▶ _Supplied data_:

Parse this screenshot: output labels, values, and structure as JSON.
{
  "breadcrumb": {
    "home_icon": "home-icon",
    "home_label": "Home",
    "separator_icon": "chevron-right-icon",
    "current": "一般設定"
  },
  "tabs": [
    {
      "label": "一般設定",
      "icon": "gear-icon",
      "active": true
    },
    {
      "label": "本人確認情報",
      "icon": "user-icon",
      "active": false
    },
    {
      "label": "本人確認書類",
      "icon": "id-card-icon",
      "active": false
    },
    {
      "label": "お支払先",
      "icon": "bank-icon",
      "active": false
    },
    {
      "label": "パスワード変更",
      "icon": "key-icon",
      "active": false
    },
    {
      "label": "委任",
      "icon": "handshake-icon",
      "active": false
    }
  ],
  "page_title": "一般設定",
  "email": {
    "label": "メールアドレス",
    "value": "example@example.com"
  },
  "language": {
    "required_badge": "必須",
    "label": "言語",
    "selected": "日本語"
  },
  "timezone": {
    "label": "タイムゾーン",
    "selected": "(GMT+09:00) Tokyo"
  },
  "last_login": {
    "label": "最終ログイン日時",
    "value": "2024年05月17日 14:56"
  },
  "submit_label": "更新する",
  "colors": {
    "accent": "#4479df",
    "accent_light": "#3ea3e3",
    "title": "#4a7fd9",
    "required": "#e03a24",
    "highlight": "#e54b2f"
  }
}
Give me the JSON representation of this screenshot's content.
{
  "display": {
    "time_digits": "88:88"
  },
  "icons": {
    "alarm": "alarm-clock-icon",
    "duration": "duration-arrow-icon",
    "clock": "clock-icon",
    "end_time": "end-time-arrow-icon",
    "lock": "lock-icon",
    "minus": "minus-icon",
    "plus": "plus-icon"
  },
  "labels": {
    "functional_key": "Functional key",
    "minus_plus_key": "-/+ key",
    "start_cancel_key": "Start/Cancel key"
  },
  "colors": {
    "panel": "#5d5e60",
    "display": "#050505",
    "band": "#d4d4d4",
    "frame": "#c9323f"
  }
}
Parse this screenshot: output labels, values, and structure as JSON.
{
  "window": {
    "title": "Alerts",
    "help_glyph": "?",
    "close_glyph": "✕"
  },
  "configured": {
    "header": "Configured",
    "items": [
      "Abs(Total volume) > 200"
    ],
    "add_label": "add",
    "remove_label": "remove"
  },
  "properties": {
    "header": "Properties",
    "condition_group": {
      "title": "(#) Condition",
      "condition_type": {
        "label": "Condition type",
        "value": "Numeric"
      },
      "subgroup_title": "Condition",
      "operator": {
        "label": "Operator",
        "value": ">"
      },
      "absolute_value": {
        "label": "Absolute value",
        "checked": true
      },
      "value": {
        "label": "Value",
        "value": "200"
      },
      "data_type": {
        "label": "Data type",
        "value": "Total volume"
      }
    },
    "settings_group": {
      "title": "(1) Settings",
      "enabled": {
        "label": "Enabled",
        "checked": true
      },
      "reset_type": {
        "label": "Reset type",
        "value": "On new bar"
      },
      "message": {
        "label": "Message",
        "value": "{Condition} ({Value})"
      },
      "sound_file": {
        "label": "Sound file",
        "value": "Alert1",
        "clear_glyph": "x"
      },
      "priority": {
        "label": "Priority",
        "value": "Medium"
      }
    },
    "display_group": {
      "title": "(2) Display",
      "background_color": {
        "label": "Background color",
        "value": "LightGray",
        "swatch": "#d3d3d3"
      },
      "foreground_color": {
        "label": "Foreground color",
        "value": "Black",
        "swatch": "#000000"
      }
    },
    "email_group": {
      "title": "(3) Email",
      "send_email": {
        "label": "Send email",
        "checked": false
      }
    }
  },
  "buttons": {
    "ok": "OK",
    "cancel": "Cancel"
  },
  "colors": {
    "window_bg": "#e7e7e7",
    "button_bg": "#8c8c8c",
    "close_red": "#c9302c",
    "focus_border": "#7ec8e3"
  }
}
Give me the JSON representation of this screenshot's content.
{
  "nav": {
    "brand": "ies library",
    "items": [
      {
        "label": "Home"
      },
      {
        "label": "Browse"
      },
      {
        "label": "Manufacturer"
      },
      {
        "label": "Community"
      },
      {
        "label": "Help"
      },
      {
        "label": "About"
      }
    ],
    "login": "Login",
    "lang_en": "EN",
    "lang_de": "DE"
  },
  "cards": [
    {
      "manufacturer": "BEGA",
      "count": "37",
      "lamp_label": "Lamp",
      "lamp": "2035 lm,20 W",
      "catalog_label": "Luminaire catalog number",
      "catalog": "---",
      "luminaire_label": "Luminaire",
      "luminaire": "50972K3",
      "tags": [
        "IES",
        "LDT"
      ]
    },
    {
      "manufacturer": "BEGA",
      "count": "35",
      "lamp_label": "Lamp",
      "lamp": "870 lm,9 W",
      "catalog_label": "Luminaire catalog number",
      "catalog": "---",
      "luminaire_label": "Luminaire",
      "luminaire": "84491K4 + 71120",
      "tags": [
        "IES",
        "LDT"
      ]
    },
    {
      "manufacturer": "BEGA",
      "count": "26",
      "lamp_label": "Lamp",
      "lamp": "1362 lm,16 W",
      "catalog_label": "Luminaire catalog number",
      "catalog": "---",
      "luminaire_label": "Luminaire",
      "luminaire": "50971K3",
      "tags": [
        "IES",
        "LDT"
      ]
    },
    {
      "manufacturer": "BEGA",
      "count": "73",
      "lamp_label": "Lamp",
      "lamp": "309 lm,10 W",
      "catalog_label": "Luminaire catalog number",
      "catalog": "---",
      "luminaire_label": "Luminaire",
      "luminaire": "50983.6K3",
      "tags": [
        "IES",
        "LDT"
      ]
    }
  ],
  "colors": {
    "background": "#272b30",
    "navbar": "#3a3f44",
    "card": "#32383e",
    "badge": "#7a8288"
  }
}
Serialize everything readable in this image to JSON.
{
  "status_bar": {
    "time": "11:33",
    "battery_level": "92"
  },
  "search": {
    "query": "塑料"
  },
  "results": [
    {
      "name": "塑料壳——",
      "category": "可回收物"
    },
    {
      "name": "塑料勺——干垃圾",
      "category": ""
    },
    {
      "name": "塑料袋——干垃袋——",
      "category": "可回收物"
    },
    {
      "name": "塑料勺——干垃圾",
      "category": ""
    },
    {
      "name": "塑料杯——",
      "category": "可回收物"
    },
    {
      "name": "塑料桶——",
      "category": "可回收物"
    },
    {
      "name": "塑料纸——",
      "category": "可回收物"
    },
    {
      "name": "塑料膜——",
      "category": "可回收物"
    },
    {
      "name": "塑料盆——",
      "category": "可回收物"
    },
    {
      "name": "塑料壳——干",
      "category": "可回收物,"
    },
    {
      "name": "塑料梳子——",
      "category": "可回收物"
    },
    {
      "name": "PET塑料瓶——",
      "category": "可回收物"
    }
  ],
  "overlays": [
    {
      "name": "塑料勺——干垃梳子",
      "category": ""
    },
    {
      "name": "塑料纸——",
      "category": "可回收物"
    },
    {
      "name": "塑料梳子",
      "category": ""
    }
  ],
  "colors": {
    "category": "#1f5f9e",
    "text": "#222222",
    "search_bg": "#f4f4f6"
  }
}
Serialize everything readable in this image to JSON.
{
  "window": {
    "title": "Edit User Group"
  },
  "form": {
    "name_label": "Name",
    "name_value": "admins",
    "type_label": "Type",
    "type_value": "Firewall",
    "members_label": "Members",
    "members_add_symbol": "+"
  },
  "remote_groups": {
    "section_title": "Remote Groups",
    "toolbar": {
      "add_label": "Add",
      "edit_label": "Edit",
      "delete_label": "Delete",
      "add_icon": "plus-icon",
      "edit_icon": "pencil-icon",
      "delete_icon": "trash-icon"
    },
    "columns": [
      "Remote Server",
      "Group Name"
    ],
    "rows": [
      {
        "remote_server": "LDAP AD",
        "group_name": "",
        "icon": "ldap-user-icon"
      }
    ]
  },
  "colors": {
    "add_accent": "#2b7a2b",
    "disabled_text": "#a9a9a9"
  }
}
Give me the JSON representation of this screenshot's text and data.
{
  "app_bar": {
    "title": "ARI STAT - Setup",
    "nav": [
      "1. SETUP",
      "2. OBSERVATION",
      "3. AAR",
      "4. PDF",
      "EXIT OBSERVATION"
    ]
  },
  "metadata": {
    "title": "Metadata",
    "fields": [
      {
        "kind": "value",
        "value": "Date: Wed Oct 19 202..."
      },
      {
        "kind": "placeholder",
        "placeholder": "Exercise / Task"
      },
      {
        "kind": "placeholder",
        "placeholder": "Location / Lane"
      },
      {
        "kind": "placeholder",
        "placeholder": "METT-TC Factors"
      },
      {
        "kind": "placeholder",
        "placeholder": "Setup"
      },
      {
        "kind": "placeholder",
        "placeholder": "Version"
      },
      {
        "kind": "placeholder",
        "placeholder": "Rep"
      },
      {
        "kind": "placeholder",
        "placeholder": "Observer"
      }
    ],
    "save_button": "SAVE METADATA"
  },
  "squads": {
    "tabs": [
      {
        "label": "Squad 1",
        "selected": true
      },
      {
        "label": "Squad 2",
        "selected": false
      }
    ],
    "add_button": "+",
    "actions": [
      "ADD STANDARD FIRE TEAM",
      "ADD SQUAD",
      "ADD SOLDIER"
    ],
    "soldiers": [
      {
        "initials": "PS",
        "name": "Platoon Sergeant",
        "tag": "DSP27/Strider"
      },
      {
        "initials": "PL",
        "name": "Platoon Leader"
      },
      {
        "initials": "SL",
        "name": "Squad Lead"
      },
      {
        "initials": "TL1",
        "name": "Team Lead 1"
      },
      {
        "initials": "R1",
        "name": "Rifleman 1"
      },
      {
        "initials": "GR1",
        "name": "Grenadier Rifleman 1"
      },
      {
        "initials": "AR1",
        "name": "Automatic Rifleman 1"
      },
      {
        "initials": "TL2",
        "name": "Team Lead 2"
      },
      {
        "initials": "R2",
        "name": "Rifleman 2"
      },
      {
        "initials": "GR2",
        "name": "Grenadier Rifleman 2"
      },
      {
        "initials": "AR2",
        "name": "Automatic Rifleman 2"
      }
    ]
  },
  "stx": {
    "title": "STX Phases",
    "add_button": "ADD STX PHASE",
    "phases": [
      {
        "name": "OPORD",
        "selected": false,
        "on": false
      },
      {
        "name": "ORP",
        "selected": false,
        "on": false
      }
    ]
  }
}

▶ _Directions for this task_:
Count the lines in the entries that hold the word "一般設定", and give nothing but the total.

▶ _Answer to this task_:
3